• **PROBLEM STATEMENT**
Present the lines below again, exactly as they stand.

• **RECORDS FOR THIS TASK**
———

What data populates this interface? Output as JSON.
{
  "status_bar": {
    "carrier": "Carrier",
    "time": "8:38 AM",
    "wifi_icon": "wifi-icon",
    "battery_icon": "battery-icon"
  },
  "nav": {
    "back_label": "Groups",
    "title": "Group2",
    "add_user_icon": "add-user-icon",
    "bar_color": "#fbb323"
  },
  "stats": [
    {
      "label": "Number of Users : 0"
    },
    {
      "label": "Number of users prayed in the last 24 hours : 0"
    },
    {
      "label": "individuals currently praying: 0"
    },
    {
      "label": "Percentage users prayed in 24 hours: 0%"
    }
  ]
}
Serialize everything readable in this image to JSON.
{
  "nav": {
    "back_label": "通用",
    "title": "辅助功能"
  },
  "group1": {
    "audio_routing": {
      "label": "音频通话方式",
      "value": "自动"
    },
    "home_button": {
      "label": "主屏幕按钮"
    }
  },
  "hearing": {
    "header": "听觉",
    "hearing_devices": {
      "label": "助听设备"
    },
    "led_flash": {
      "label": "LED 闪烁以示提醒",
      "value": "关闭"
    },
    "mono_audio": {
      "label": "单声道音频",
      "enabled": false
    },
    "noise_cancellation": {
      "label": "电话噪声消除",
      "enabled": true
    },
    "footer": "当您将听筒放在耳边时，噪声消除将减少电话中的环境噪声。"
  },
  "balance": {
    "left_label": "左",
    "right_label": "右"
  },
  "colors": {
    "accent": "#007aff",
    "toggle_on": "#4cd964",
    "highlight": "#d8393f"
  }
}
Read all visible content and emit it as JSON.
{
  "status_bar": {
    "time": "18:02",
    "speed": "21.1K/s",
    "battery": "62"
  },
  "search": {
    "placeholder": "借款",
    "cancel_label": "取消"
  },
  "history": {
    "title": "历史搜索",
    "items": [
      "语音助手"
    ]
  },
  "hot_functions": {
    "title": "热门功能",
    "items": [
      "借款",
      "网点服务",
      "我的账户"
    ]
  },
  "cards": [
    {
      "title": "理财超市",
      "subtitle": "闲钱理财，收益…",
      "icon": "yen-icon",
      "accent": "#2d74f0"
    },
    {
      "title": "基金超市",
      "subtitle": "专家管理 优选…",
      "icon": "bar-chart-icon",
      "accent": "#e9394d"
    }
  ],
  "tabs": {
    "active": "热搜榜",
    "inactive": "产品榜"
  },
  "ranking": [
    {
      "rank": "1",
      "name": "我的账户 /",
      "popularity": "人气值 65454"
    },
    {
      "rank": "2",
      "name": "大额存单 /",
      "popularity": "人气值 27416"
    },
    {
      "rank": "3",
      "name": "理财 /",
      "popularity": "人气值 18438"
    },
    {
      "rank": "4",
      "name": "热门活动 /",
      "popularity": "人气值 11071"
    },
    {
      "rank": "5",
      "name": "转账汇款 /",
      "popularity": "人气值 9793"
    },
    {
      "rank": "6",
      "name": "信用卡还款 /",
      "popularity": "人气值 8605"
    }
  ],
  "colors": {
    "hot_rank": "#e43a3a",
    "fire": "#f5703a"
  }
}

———

• **EXERCISE ANSWER**
What data populates this interface? Output as JSON.
{
  "status_bar": {
    "carrier": "Carrier",
    "time": "8:38 AM",
    "wifi_icon": "wifi-icon",
    "battery_icon": "battery-icon"
  },
  "nav": {
    "back_label": "Groups",
    "title": "Group2",
    "add_user_icon": "add-user-icon",
    "bar_color": "#fbb323"
  },
  "stats": [
    {
      "label": "Number of Users : 0"
    },
    {
      "label": "Number of users prayed in the last 24 hours : 0"
    },
    {
      "label": "individuals currently praying: 0"
    },
    {
      "label": "Percentage users prayed in 24 hours: 0%"
    }
  ]
}
Serialize everything readable in this image to JSON.
{
  "nav": {
    "back_label": "通用",
    "title": "辅助功能"
  },
  "group1": {
    "audio_routing": {
      "label": "音频通话方式",
      "value": "自动"
    },
    "home_button": {
      "label": "主屏幕按钮"
    }
  },
  "hearing": {
    "header": "听觉",
    "hearing_devices": {
      "label": "助听设备"
    },
    "led_flash": {
      "label": "LED 闪烁以示提醒",
      "value": "关闭"
    },
    "mono_audio": {
      "label": "单声道音频",
      "enabled": false
    },
    "noise_cancellation": {
      "label": "电话噪声消除",
      "enabled": true
    },
    "footer": "当您将听筒放在耳边时，噪声消除将减少电话中的环境噪声。"
  },
  "balance": {
    "left_label": "左",
    "right_label": "右"
  },
  "colors": {
    "accent": "#007aff",
    "toggle_on": "#4cd964",
    "highlight": "#d8393f"
  }
}
Read all visible content and emit it as JSON.
{
  "status_bar": {
    "time": "18:02",
    "speed": "21.1K/s",
    "battery": "62"
  },
  "search": {
    "placeholder": "借款",
    "cancel_label": "取消"
  },
  "history": {
    "title": "历史搜索",
    "items": [
      "语音助手"
    ]
  },
  "hot_functions": {
    "title": "热门功能",
    "items": [
      "借款",
      "网点服务",
      "我的账户"
    ]
  },
  "cards": [
    {
      "title": "理财超市",
      "subtitle": "闲钱理财，收益…",
      "icon": "yen-icon",
      "accent": "#2d74f0"
    },
    {
      "title": "基金超市",
      "subtitle": "专家管理 优选…",
      "icon": "bar-chart-icon",
      "accent": "#e9394d"
    }
  ],
  "tabs": {
    "active": "热搜榜",
    "inactive": "产品榜"
  },
  "ranking": [
    {
      "rank": "1",
      "name": "我的账户 /",
      "popularity": "人气值 65454"
    },
    {
      "rank": "2",
      "name": "大额存单 /",
      "popularity": "人气值 27416"
    },
    {
      "rank": "3",
      "name": "理财 /",
      "popularity": "人气值 18438"
    },
    {
      "rank": "4",
      "name": "热门活动 /",
      "popularity": "人气值 11071"
    },
    {
      "rank": "5",
      "name": "转账汇款 /",
      "popularity": "人气值 9793"
    },
    {
      "rank": "6",
      "name": "信用卡还款 /",
      "popularity": "人气值 8605"
    }
  ],
  "colors": {
    "hot_rank": "#e43a3a",
    "fire": "#f5703a"
  }
}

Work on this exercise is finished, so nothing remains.